If you keep up with the latest social media trends, you’ve probably already heard about the use of hashtags throughout Facebook, or if your page has been updated then you’ve already seen them, along with a new way to search known as “Graph Search”. Facebook Graph Search, launched in March of this year, is slowly making its way to every user on Facebook.
Graph search is a feature that lets you search just about anyone, friend or not, similar to how you’d search up something on Google. You can be as narrow as “Friends who like cats and dogs” or as broad as “Single men from London”. My profile recently changed last week and now I can search for just about anything by typing in a simple keyword or yes, hashtags. But beware because this new feature exposes your page likes, photos, statuses, and more, so depending on what you want shared, you may have to go into your privacy settings and adjust that (yet again).
Now if you’re a Twitter, Google+, Instagram, or Vine user – you’ve seen and have probably utilized hashtags to make your content searchable by others. It’s still unclear as to why Facebook decided to add hashtags just recently, but we can assume it’s for the same reason they’re used on other social media platforms – to search.
That being said, it makes sense to add the hashtags shortly after the Graph Search launch, but the idea still gets mixed reviews because it’s nothing innovative or new. Instead, it’s a mere copy of an existing feature. You see, although hastags have been utilized on various social media platforms, it immediately creates discussion once it involves Facebook. Why? Because the idea originated on Twitter, their main competitor.
But wait, there’s more. Another change, recently announced on TechCrunch, is the release of a video feature on Instagram, which was bought by Facebook last summer. This app is said to compete directly with Vine, the video app owned by Twitter. Vine, released in January of this year on iOS did not have the greatest start. Users were unsure how to maneuver the app and criticized the creators because of the lack of certain features like an inability to tag other users or switch to the front-facing camera (both now available). After Vine released an Android version earlier this month, the app surprisingly started to surpass Instagram in terms of usage and Twitter shares.

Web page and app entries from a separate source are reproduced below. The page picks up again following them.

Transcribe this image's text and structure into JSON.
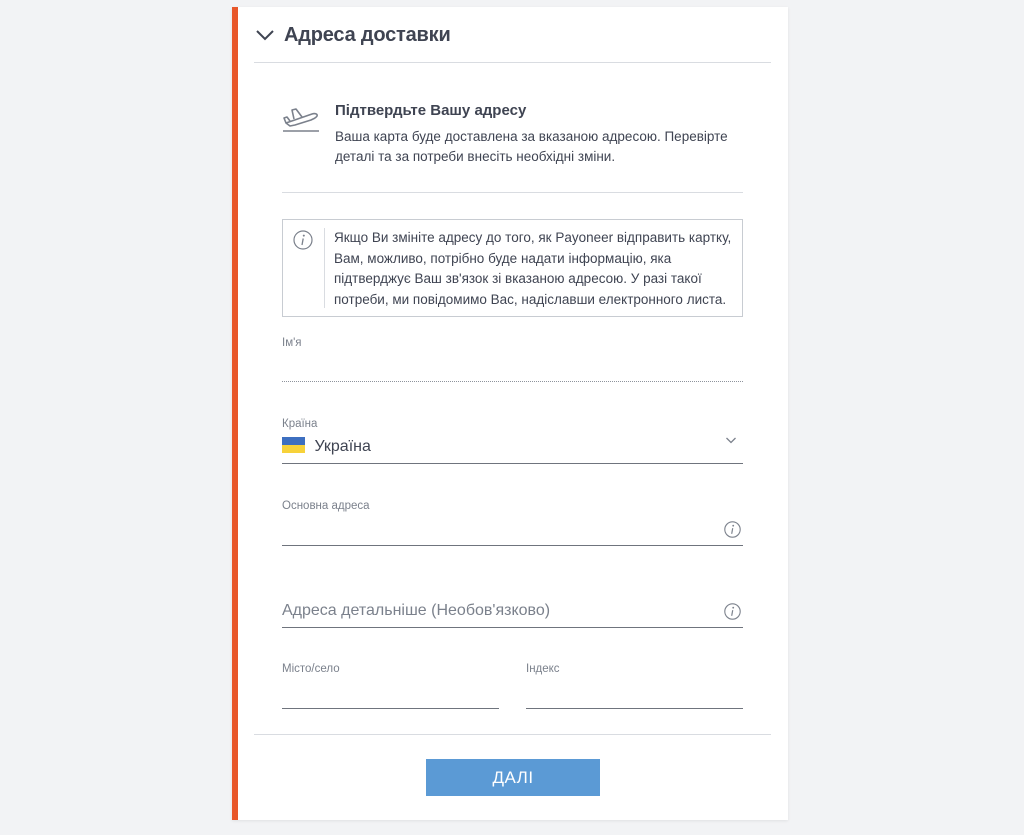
{
  "section": {
    "title": "Адреса доставки"
  },
  "confirm": {
    "title": "Підтвердьте Вашу адресу",
    "text": "Ваша карта буде доставлена за вказаною адресою. Перевірте деталі та за потреби внесіть необхідні зміни."
  },
  "info": {
    "text": "Якщо Ви змініте адресу до того, як Payoneer відправить картку, Вам, можливо, потрібно буде надати інформацію, яка підтверджує Ваш зв'язок зі вказаною адресою. У разі такої потреби, ми повідомимо Вас, надіславши електронного листа."
  },
  "form": {
    "name_label": "Ім'я",
    "name_value": "",
    "country_label": "Країна",
    "country_value": "Україна",
    "address1_label": "Основна адреса",
    "address1_value": "",
    "address2_placeholder": "Адреса детальніше (Необов'язково)",
    "city_label": "Місто/село",
    "city_value": "",
    "zip_label": "Індекс",
    "zip_value": ""
  },
  "actions": {
    "next_label": "ДАЛІ"
  },
  "colors": {
    "accent": "#e8572a",
    "button": "#5b9ad5",
    "text": "#3f4452",
    "label": "#7b818c",
    "flag_blue": "#3d6fc0",
    "flag_yellow": "#f7d23a"
  },
  "icons": {
    "section_toggle": "chevron-down-icon",
    "confirm": "airplane-icon",
    "info": "info-icon",
    "country_dropdown": "chevron-down-icon",
    "field_help": "info-icon"
  }
}
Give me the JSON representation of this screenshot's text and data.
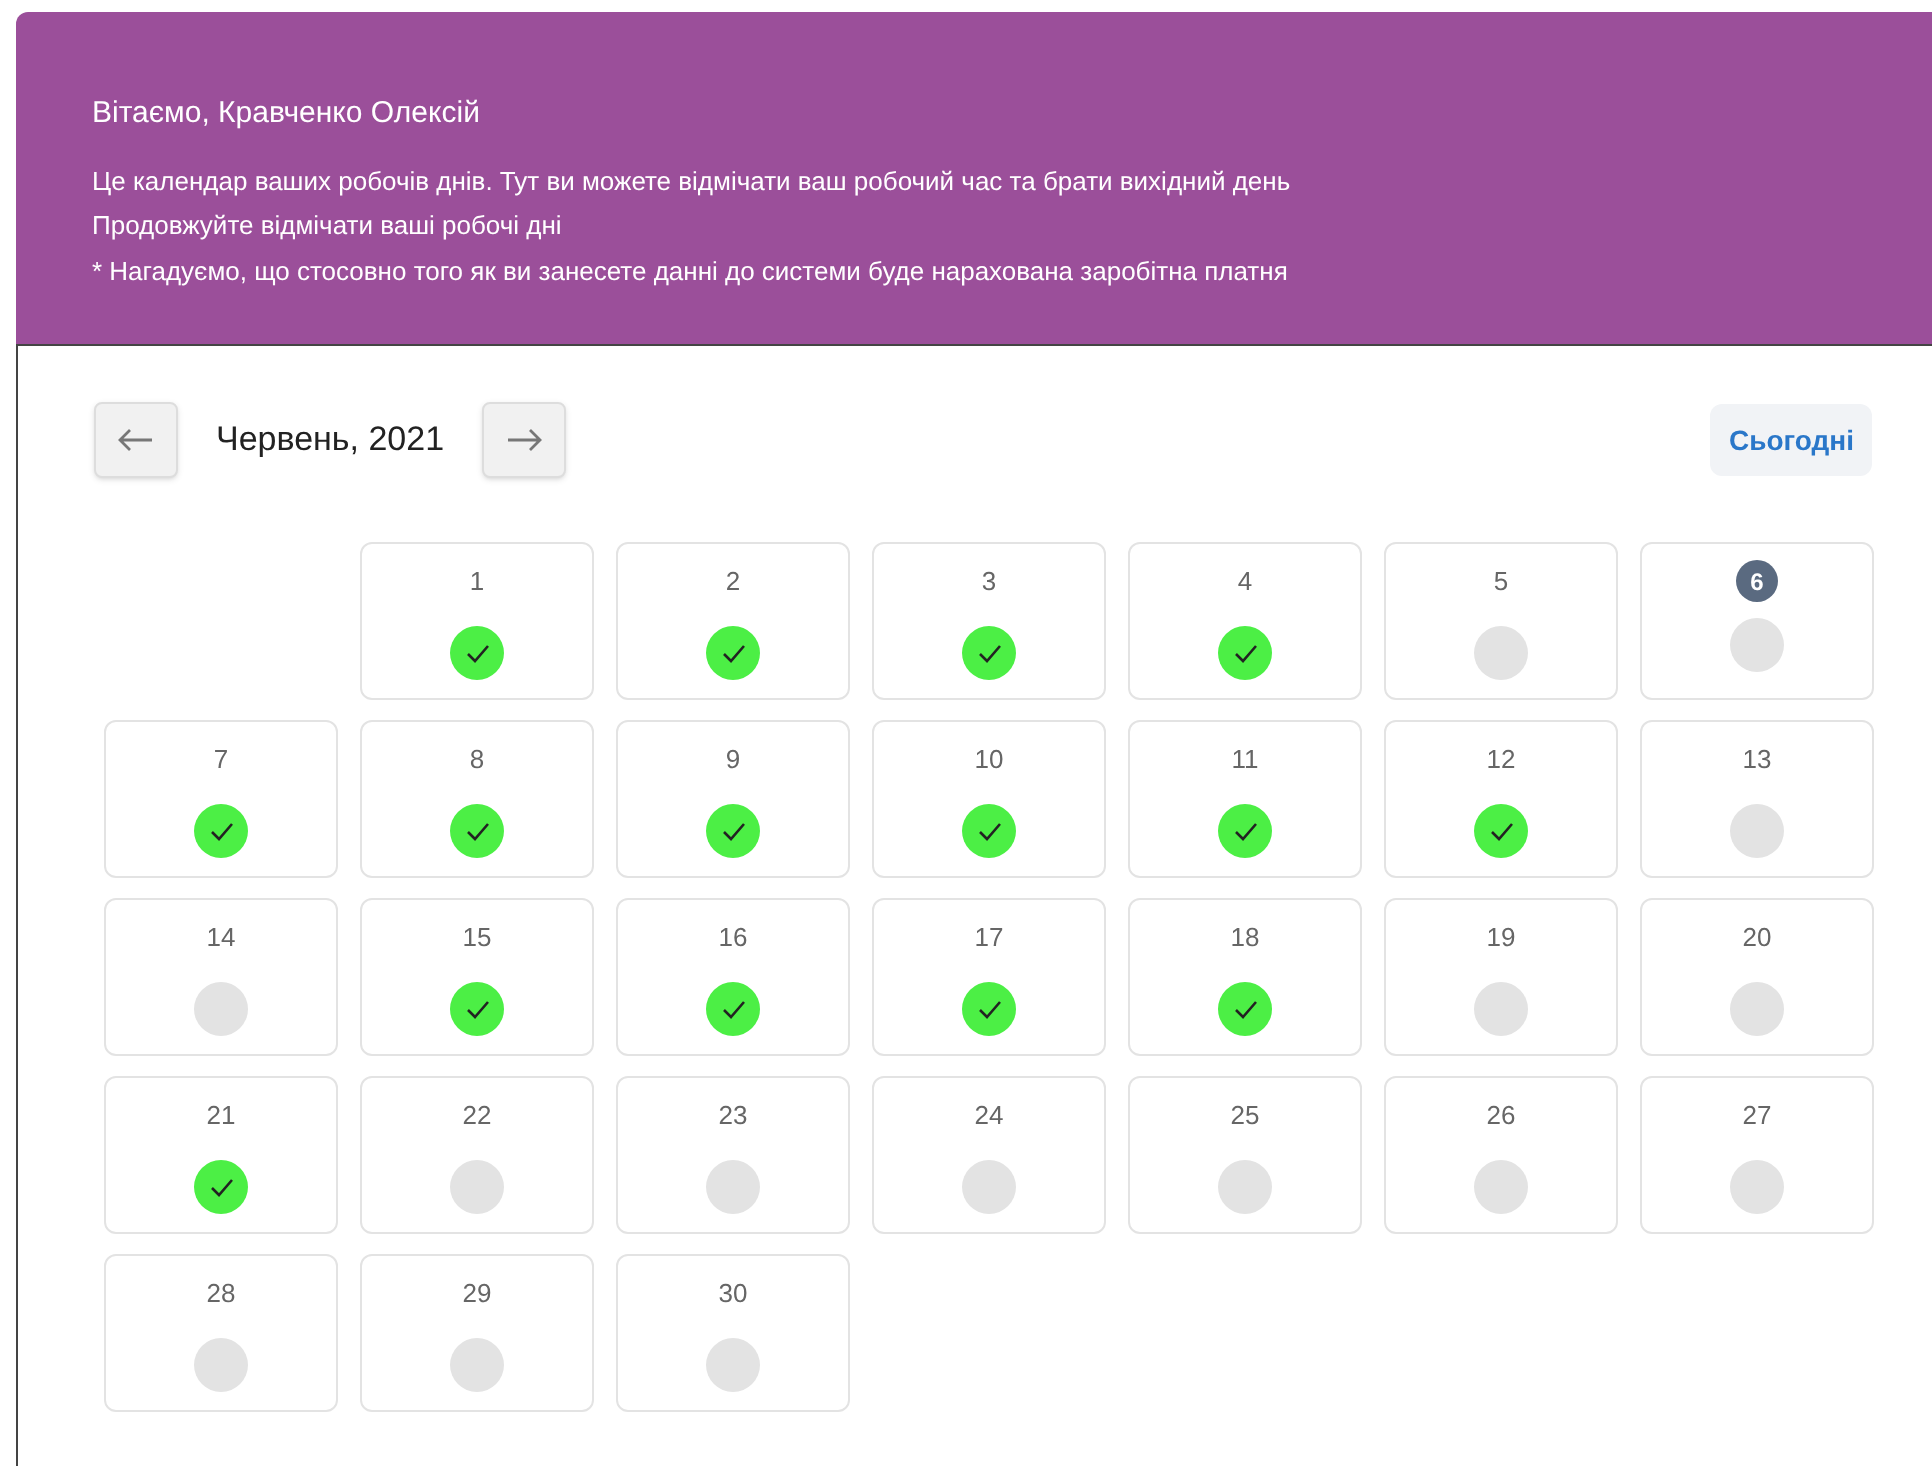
{
  "header": {
    "greeting": "Вітаємо, Кравченко Олексій",
    "lines": [
      "Це календар ваших робочів днів. Тут ви можете відмічати ваш робочий час та брати вихідний день",
      "Продовжуйте відмічати ваші робочі дні",
      "* Нагадуємо, що стосовно того як ви занесете данні до системи буде нарахована заробітна платня"
    ]
  },
  "nav": {
    "month": "Червень, 2021",
    "today_button": "Сьогодні"
  },
  "weeks": [
    {
      "days": [
        {
          "label": "1",
          "worked": true,
          "today": false
        },
        {
          "label": "2",
          "worked": true,
          "today": false
        },
        {
          "label": "3",
          "worked": true,
          "today": false
        },
        {
          "label": "4",
          "worked": true,
          "today": false
        },
        {
          "label": "5",
          "worked": false,
          "today": false
        },
        {
          "label": "6",
          "worked": false,
          "today": true
        }
      ]
    },
    {
      "days": [
        {
          "label": "7",
          "worked": true,
          "today": false
        },
        {
          "label": "8",
          "worked": true,
          "today": false
        },
        {
          "label": "9",
          "worked": true,
          "today": false
        },
        {
          "label": "10",
          "worked": true,
          "today": false
        },
        {
          "label": "11",
          "worked": true,
          "today": false
        },
        {
          "label": "12",
          "worked": true,
          "today": false
        },
        {
          "label": "13",
          "worked": false,
          "today": false
        }
      ]
    },
    {
      "days": [
        {
          "label": "14",
          "worked": false,
          "today": false
        },
        {
          "label": "15",
          "worked": true,
          "today": false
        },
        {
          "label": "16",
          "worked": true,
          "today": false
        },
        {
          "label": "17",
          "worked": true,
          "today": false
        },
        {
          "label": "18",
          "worked": true,
          "today": false
        },
        {
          "label": "19",
          "worked": false,
          "today": false
        },
        {
          "label": "20",
          "worked": false,
          "today": false
        }
      ]
    },
    {
      "days": [
        {
          "label": "21",
          "worked": true,
          "today": false
        },
        {
          "label": "22",
          "worked": false,
          "today": false
        },
        {
          "label": "23",
          "worked": false,
          "today": false
        },
        {
          "label": "24",
          "worked": false,
          "today": false
        },
        {
          "label": "25",
          "worked": false,
          "today": false
        },
        {
          "label": "26",
          "worked": false,
          "today": false
        },
        {
          "label": "27",
          "worked": false,
          "today": false
        }
      ]
    },
    {
      "days": [
        {
          "label": "28",
          "worked": false,
          "today": false
        },
        {
          "label": "29",
          "worked": false,
          "today": false
        },
        {
          "label": "30",
          "worked": false,
          "today": false
        }
      ]
    }
  ]
}
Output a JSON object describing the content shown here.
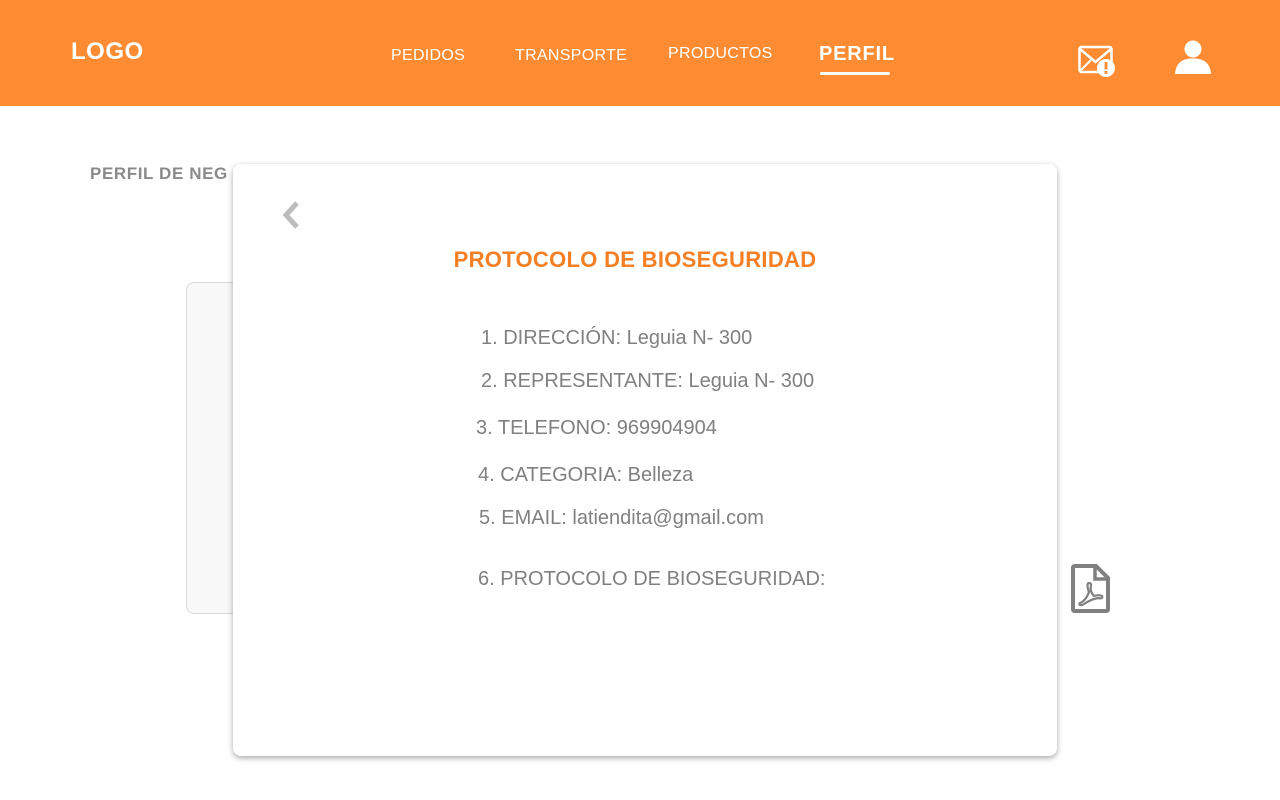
{
  "header": {
    "logo": "LOGO",
    "nav": {
      "pedidos": "PEDIDOS",
      "transporte": "TRANSPORTE",
      "productos": "PRODUCTOS",
      "perfil": "PERFIL"
    },
    "icons": {
      "messages": "mail-alert-icon",
      "user": "user-icon"
    }
  },
  "page": {
    "section_title": "PERFIL DE NEG"
  },
  "modal": {
    "title": "PROTOCOLO DE BIOSEGURIDAD",
    "items": [
      "1. DIRECCIÓN: Leguia N- 300",
      "2. REPRESENTANTE: Leguia N- 300",
      "3. TELEFONO: 969904904",
      "4. CATEGORIA: Belleza",
      "5. EMAIL: latiendita@gmail.com",
      "6. PROTOCOLO DE BIOSEGURIDAD:"
    ]
  },
  "colors": {
    "brand": "#ff8c33",
    "title_accent": "#f47f25",
    "text_gray": "#808080"
  }
}
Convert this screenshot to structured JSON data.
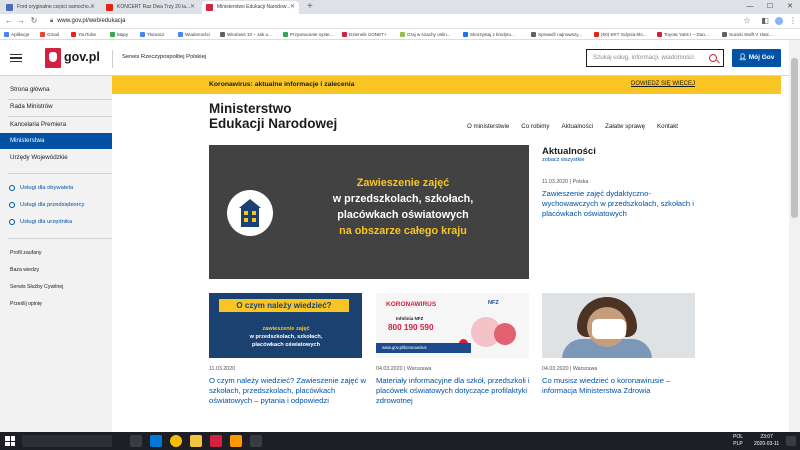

That being said, we’re unsure whether an Instagram video app will or will not surpass the up and coming Vine, but I guess it will be based on the features available and overall usability, which Vine initially lacked. No details have been released just yet, other than that users will be able to record and upload 8 to 10-second videos, similar to Vine’s 6-second video feature. A press conference is being held tomorrow, June 20, to announce details about the new Instagram video feature.
Now comes the question, where is the innovation on Facebook’s end? That’s not one, but two direct Twitter-related concepts being implemented under Facebook now.
Thus, the on-going Facebook vs Twitter battle continues. Will the new Instagram video feature triumph over the newbie Vine? We’ll see.
Kelsey Belgrave is a digital media coordinator at MSM DesignZ, Inc., a full service advertising and design firm based in Westchester County, New York.